#### [RECORDS FOR THIS EXERCISE]
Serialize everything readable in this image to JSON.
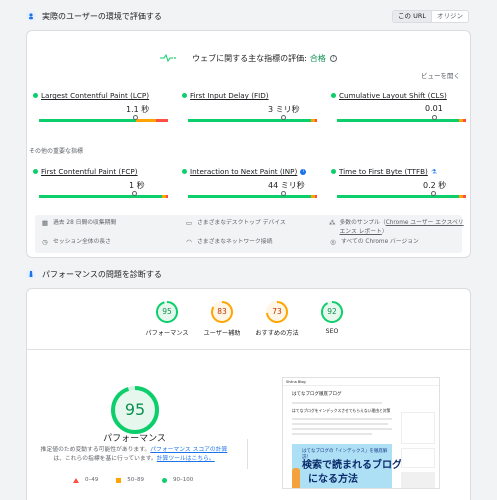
{
  "field": {
    "title": "実際のユーザーの環境で評価する",
    "toggle": {
      "this_url": "この URL",
      "origin": "オリジン"
    },
    "assessment": {
      "label": "ウェブに関する主な指標の評価:",
      "result": "合格",
      "info": "?"
    },
    "expand": "ビューを開く",
    "core_metrics": [
      {
        "name": "Largest Contentful Paint (LCP)",
        "value": "1.1 秒",
        "marker_fraction": 0.74
      },
      {
        "name": "First Input Delay (FID)",
        "value": "3 ミリ秒",
        "marker_fraction": 0.72
      },
      {
        "name": "Cumulative Layout Shift (CLS)",
        "value": "0.01",
        "marker_fraction": 0.74
      }
    ],
    "other_heading": "その他の重要な指標",
    "other_metrics": [
      {
        "name": "First Contentful Paint (FCP)",
        "value": "1 秒",
        "marker_fraction": 0.72
      },
      {
        "name": "Interaction to Next Paint (INP)",
        "value": "44 ミリ秒",
        "badge": "i",
        "marker_fraction": 0.72
      },
      {
        "name": "Time to First Byte (TTFB)",
        "value": "0.2 秒",
        "badge": "⚗",
        "marker_fraction": 0.73
      }
    ],
    "info": {
      "period": "過去 28 日間の収集期間",
      "devices": "さまざまなデスクトップ デバイス",
      "samples_prefix": "多数のサンプル（",
      "samples_link": "Chrome ユーザー エクスペリエンス レポート",
      "samples_suffix": "）",
      "session": "セッション全体の長さ",
      "network": "さまざまなネットワーク接続",
      "chrome": "すべての Chrome バージョン"
    }
  },
  "diagnose": {
    "title": "パフォーマンスの問題を診断する",
    "gauges": [
      {
        "score": "95",
        "label": "パフォーマンス",
        "color": "#0cce6b",
        "text_color": "#0d904f"
      },
      {
        "score": "83",
        "label": "ユーザー補助",
        "color": "#ffa400",
        "text_color": "#c33300"
      },
      {
        "score": "73",
        "label": "おすすめの方法",
        "color": "#ffa400",
        "text_color": "#c33300"
      },
      {
        "score": "92",
        "label": "SEO",
        "color": "#0cce6b",
        "text_color": "#0d904f"
      }
    ],
    "big": {
      "score": "95",
      "title": "パフォーマンス",
      "desc_1": "推定値のため変動する可能性があります。",
      "desc_link_1": "パフォーマンス スコアの計算",
      "desc_2": "は、これらの指標を基に行っています。",
      "desc_link_2": "計算ツールはこちら。"
    },
    "legend": {
      "fail": "0–49",
      "average": "50–89",
      "pass": "90–100"
    },
    "screenshot": {
      "site": "Shiina Blog",
      "heading": "はてなブログ徹底ブログ",
      "subtitle": "はてなブログをインデックスさせてもらえない理由と対策",
      "banner_head": "はてなブログの「インデックス」を徹底解説！",
      "banner_big1": "検索で読まれるブログ",
      "banner_big2": "になる方法"
    }
  },
  "colors": {
    "pass": "#0cce6b",
    "average": "#ffa400",
    "fail": "#ff4e42",
    "link": "#1a73e8"
  }
}
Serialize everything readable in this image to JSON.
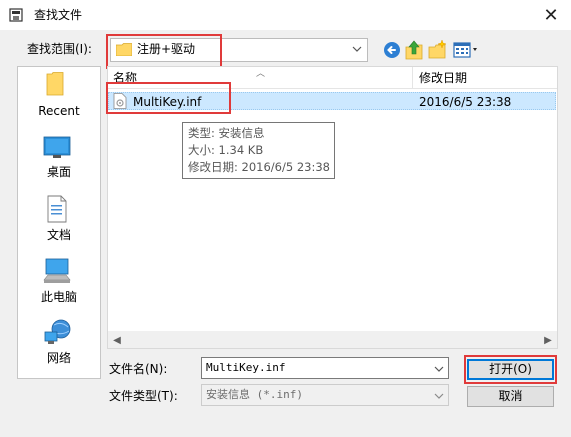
{
  "window": {
    "title": "查找文件",
    "close_glyph": "✕"
  },
  "lookin": {
    "label": "查找范围(I):",
    "value": "注册+驱动"
  },
  "toolbar": {
    "back_icon": "back-arrow-icon",
    "up_icon": "up-folder-icon",
    "new_folder_icon": "new-folder-icon",
    "views_icon": "views-menu-icon"
  },
  "places": [
    {
      "label": "Recent",
      "icon": "recent-folder-icon"
    },
    {
      "label": "桌面",
      "icon": "desktop-icon"
    },
    {
      "label": "文档",
      "icon": "documents-icon"
    },
    {
      "label": "此电脑",
      "icon": "computer-icon"
    },
    {
      "label": "网络",
      "icon": "network-icon"
    }
  ],
  "filelist": {
    "columns": [
      "名称",
      "修改日期"
    ],
    "rows": [
      {
        "name": "MultiKey.inf",
        "date": "2016/6/5 23:38",
        "selected": true
      }
    ]
  },
  "tooltip": {
    "line1": "类型: 安装信息",
    "line2": "大小: 1.34 KB",
    "line3": "修改日期: 2016/6/5 23:38"
  },
  "filename": {
    "label": "文件名(N):",
    "value": "MultiKey.inf"
  },
  "filetype": {
    "label": "文件类型(T):",
    "value": "安装信息 (*.inf)"
  },
  "buttons": {
    "open": "打开(O)",
    "cancel": "取消"
  },
  "colors": {
    "highlight_red": "#e03a3a",
    "selection": "#cce8ff",
    "focus_blue": "#0078d7",
    "dialog_bg": "#f0f0f0"
  }
}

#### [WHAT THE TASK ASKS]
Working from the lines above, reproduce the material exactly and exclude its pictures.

#### [TASK RESPONSE]
Serialize everything readable in this image to JSON.
{
  "field": {
    "title": "実際のユーザーの環境で評価する",
    "toggle": {
      "this_url": "この URL",
      "origin": "オリジン"
    },
    "assessment": {
      "label": "ウェブに関する主な指標の評価:",
      "result": "合格",
      "info": "?"
    },
    "expand": "ビューを開く",
    "core_metrics": [
      {
        "name": "Largest Contentful Paint (LCP)",
        "value": "1.1 秒",
        "marker_fraction": 0.74
      },
      {
        "name": "First Input Delay (FID)",
        "value": "3 ミリ秒",
        "marker_fraction": 0.72
      },
      {
        "name": "Cumulative Layout Shift (CLS)",
        "value": "0.01",
        "marker_fraction": 0.74
      }
    ],
    "other_heading": "その他の重要な指標",
    "other_metrics": [
      {
        "name": "First Contentful Paint (FCP)",
        "value": "1 秒",
        "marker_fraction": 0.72
      },
      {
        "name": "Interaction to Next Paint (INP)",
        "value": "44 ミリ秒",
        "badge": "i",
        "marker_fraction": 0.72
      },
      {
        "name": "Time to First Byte (TTFB)",
        "value": "0.2 秒",
        "badge": "⚗",
        "marker_fraction": 0.73
      }
    ],
    "info": {
      "period": "過去 28 日間の収集期間",
      "devices": "さまざまなデスクトップ デバイス",
      "samples_prefix": "多数のサンプル（",
      "samples_link": "Chrome ユーザー エクスペリエンス レポート",
      "samples_suffix": "）",
      "session": "セッション全体の長さ",
      "network": "さまざまなネットワーク接続",
      "chrome": "すべての Chrome バージョン"
    }
  },
  "diagnose": {
    "title": "パフォーマンスの問題を診断する",
    "gauges": [
      {
        "score": "95",
        "label": "パフォーマンス",
        "color": "#0cce6b",
        "text_color": "#0d904f"
      },
      {
        "score": "83",
        "label": "ユーザー補助",
        "color": "#ffa400",
        "text_color": "#c33300"
      },
      {
        "score": "73",
        "label": "おすすめの方法",
        "color": "#ffa400",
        "text_color": "#c33300"
      },
      {
        "score": "92",
        "label": "SEO",
        "color": "#0cce6b",
        "text_color": "#0d904f"
      }
    ],
    "big": {
      "score": "95",
      "title": "パフォーマンス",
      "desc_1": "推定値のため変動する可能性があります。",
      "desc_link_1": "パフォーマンス スコアの計算",
      "desc_2": "は、これらの指標を基に行っています。",
      "desc_link_2": "計算ツールはこちら。"
    },
    "legend": {
      "fail": "0–49",
      "average": "50–89",
      "pass": "90–100"
    },
    "screenshot": {
      "site": "Shiina Blog",
      "heading": "はてなブログ徹底ブログ",
      "subtitle": "はてなブログをインデックスさせてもらえない理由と対策",
      "banner_head": "はてなブログの「インデックス」を徹底解説！",
      "banner_big1": "検索で読まれるブログ",
      "banner_big2": "になる方法"
    }
  },
  "colors": {
    "pass": "#0cce6b",
    "average": "#ffa400",
    "fail": "#ff4e42",
    "link": "#1a73e8"
  }
}
Serialize everything readable in this image to JSON.
{
  "window": {
    "title": "查找文件",
    "close_glyph": "✕"
  },
  "lookin": {
    "label": "查找范围(I):",
    "value": "注册+驱动"
  },
  "toolbar": {
    "back_icon": "back-arrow-icon",
    "up_icon": "up-folder-icon",
    "new_folder_icon": "new-folder-icon",
    "views_icon": "views-menu-icon"
  },
  "places": [
    {
      "label": "Recent",
      "icon": "recent-folder-icon"
    },
    {
      "label": "桌面",
      "icon": "desktop-icon"
    },
    {
      "label": "文档",
      "icon": "documents-icon"
    },
    {
      "label": "此电脑",
      "icon": "computer-icon"
    },
    {
      "label": "网络",
      "icon": "network-icon"
    }
  ],
  "filelist": {
    "columns": [
      "名称",
      "修改日期"
    ],
    "rows": [
      {
        "name": "MultiKey.inf",
        "date": "2016/6/5 23:38",
        "selected": true
      }
    ]
  },
  "tooltip": {
    "line1": "类型: 安装信息",
    "line2": "大小: 1.34 KB",
    "line3": "修改日期: 2016/6/5 23:38"
  },
  "filename": {
    "label": "文件名(N):",
    "value": "MultiKey.inf"
  },
  "filetype": {
    "label": "文件类型(T):",
    "value": "安装信息 (*.inf)"
  },
  "buttons": {
    "open": "打开(O)",
    "cancel": "取消"
  },
  "colors": {
    "highlight_red": "#e03a3a",
    "selection": "#cce8ff",
    "focus_blue": "#0078d7",
    "dialog_bg": "#f0f0f0"
  }
}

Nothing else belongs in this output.